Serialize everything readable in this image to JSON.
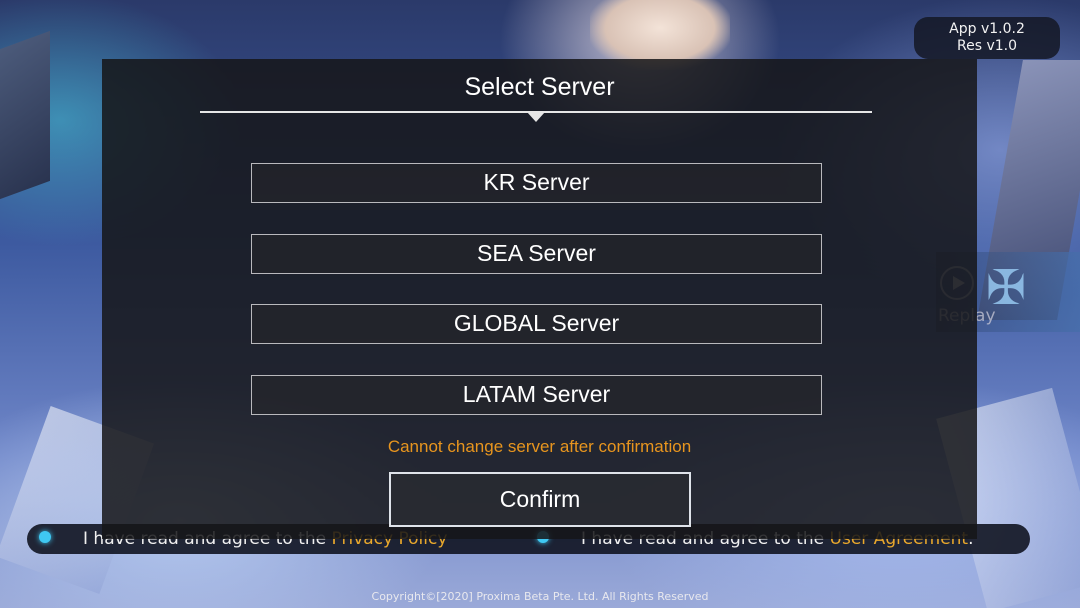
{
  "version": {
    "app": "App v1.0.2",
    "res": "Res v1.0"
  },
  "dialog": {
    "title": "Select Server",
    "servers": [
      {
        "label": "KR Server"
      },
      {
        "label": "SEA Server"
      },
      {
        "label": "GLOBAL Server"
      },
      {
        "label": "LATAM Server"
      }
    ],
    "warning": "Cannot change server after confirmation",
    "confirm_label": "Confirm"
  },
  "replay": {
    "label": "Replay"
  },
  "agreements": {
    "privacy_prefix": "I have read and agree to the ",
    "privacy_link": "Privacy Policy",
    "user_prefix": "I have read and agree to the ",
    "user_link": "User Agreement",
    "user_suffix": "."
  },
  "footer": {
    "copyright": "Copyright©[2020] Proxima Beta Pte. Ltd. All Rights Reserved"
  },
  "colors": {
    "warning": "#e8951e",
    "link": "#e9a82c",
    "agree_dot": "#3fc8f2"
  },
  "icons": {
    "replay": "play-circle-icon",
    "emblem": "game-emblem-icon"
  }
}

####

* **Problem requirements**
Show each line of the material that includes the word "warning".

* **Reply**
    "warning": "Cannot change server after confirmation",
    "warning": "#e8951e",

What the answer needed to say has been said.